• **What you have to do**:
Every line of the entries below that mentions "Transfer" is to be copied out.

Material for the task below:

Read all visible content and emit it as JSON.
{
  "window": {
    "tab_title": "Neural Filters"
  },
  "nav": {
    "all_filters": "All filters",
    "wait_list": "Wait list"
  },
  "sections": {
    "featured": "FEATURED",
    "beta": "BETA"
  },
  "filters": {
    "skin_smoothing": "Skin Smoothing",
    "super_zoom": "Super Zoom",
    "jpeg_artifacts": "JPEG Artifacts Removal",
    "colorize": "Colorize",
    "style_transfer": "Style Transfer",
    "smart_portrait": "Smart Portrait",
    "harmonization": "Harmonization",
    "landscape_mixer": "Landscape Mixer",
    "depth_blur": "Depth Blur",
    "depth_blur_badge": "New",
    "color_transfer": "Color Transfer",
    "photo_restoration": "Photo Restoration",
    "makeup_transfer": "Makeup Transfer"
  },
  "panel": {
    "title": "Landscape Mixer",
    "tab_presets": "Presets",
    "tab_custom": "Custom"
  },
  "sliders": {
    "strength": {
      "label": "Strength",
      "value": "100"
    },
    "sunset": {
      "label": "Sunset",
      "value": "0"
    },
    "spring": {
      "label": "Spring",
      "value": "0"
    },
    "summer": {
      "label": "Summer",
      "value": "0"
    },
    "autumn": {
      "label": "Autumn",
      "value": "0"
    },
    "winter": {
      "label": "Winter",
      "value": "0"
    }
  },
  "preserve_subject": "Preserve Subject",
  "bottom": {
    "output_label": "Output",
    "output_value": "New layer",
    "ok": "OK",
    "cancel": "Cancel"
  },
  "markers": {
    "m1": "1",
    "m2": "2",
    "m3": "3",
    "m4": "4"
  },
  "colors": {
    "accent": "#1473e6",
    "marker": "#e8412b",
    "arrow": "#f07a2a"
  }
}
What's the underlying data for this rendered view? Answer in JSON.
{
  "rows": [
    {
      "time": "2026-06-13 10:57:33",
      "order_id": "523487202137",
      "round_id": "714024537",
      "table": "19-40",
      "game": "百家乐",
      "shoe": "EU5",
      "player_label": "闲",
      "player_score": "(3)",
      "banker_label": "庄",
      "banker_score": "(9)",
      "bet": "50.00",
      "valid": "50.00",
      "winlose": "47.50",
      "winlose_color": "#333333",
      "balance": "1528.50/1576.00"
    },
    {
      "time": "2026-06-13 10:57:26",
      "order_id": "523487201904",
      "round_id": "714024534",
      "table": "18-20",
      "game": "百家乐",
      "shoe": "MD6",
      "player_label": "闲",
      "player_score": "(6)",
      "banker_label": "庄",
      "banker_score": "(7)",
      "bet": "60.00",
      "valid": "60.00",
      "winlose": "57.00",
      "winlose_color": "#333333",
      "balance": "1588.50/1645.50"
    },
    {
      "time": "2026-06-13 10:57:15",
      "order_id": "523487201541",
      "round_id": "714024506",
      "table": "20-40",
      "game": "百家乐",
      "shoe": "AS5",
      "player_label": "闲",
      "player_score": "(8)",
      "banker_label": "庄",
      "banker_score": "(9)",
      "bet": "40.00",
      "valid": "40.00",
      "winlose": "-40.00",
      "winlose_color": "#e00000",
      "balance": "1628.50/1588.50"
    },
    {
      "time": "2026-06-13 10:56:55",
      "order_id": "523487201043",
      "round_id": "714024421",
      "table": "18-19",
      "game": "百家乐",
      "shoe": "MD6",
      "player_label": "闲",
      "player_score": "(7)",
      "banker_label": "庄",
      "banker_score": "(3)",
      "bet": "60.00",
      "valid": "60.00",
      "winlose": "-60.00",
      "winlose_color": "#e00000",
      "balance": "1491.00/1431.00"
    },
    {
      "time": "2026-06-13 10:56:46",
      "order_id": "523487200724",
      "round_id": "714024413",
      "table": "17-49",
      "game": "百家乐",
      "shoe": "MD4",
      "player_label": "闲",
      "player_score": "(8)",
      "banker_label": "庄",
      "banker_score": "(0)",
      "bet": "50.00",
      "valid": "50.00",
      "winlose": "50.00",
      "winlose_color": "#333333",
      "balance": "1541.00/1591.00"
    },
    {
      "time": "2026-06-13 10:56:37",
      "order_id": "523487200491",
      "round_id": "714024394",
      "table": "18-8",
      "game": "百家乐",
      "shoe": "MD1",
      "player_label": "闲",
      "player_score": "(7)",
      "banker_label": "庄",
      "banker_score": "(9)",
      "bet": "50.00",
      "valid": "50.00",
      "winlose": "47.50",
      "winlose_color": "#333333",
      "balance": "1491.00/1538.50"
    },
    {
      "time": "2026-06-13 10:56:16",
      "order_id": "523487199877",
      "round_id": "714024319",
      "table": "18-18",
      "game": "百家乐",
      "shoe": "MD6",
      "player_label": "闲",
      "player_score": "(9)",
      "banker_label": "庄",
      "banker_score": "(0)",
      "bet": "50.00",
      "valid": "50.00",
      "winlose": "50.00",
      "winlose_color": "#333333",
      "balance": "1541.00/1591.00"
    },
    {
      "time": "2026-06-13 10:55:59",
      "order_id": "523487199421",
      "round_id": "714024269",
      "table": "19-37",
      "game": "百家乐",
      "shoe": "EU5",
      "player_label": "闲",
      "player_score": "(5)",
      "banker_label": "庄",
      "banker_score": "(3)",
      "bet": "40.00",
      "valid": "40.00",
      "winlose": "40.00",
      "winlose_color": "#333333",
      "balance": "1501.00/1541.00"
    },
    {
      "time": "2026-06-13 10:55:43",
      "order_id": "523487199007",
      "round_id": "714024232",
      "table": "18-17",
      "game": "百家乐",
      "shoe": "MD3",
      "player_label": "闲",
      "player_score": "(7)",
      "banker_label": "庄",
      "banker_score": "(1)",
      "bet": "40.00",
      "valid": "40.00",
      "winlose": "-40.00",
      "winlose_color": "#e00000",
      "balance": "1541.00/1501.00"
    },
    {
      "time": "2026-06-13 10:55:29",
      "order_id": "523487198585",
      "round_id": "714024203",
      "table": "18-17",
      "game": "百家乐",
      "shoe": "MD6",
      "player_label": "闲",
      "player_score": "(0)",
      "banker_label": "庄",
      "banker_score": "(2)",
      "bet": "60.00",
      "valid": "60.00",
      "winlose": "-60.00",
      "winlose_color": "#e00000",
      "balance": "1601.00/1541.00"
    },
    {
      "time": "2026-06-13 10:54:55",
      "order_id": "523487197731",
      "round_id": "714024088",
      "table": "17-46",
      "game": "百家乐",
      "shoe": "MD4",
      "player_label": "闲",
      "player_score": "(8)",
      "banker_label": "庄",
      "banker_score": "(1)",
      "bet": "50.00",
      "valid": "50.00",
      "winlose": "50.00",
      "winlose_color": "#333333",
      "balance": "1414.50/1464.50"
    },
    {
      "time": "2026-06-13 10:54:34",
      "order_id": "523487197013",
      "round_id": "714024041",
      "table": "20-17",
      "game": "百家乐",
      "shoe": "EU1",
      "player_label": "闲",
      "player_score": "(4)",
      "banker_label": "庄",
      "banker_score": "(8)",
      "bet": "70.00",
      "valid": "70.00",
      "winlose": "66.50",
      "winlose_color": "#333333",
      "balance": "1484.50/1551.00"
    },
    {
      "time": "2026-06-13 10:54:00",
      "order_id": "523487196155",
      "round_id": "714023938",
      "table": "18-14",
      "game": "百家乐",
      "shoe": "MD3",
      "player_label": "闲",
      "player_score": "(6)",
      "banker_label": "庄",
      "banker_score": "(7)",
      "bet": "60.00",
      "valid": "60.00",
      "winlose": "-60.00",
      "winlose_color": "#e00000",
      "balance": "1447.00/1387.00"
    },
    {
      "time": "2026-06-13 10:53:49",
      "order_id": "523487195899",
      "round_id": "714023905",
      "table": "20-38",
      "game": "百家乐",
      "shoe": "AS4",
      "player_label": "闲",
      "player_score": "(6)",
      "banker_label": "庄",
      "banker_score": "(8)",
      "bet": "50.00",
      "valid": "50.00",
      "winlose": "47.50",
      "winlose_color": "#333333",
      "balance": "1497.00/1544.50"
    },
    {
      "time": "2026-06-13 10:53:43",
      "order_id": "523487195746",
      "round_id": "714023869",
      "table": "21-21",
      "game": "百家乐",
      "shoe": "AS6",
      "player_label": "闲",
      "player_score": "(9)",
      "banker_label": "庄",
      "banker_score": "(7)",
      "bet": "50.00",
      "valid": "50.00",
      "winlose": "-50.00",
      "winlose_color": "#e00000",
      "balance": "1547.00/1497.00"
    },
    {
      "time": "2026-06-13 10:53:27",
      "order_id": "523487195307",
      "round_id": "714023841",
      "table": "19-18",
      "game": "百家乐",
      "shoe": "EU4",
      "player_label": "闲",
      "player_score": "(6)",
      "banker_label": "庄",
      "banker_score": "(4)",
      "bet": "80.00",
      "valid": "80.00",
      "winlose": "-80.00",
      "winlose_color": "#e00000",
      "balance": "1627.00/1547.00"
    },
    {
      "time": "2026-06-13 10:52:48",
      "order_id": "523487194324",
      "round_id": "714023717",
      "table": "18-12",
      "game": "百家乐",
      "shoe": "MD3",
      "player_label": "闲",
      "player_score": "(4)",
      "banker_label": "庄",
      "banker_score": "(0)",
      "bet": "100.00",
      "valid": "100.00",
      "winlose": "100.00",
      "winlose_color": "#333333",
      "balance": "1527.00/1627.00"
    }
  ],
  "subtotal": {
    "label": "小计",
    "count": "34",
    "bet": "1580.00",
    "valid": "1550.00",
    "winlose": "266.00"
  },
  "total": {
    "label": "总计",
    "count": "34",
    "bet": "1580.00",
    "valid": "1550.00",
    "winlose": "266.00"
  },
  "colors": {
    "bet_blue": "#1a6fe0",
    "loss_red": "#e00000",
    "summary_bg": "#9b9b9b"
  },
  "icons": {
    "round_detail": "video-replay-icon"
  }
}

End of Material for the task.

• **Task result**:
    "style_transfer": "Style Transfer",
    "color_transfer": "Color Transfer",
    "makeup_transfer": "Makeup Transfer"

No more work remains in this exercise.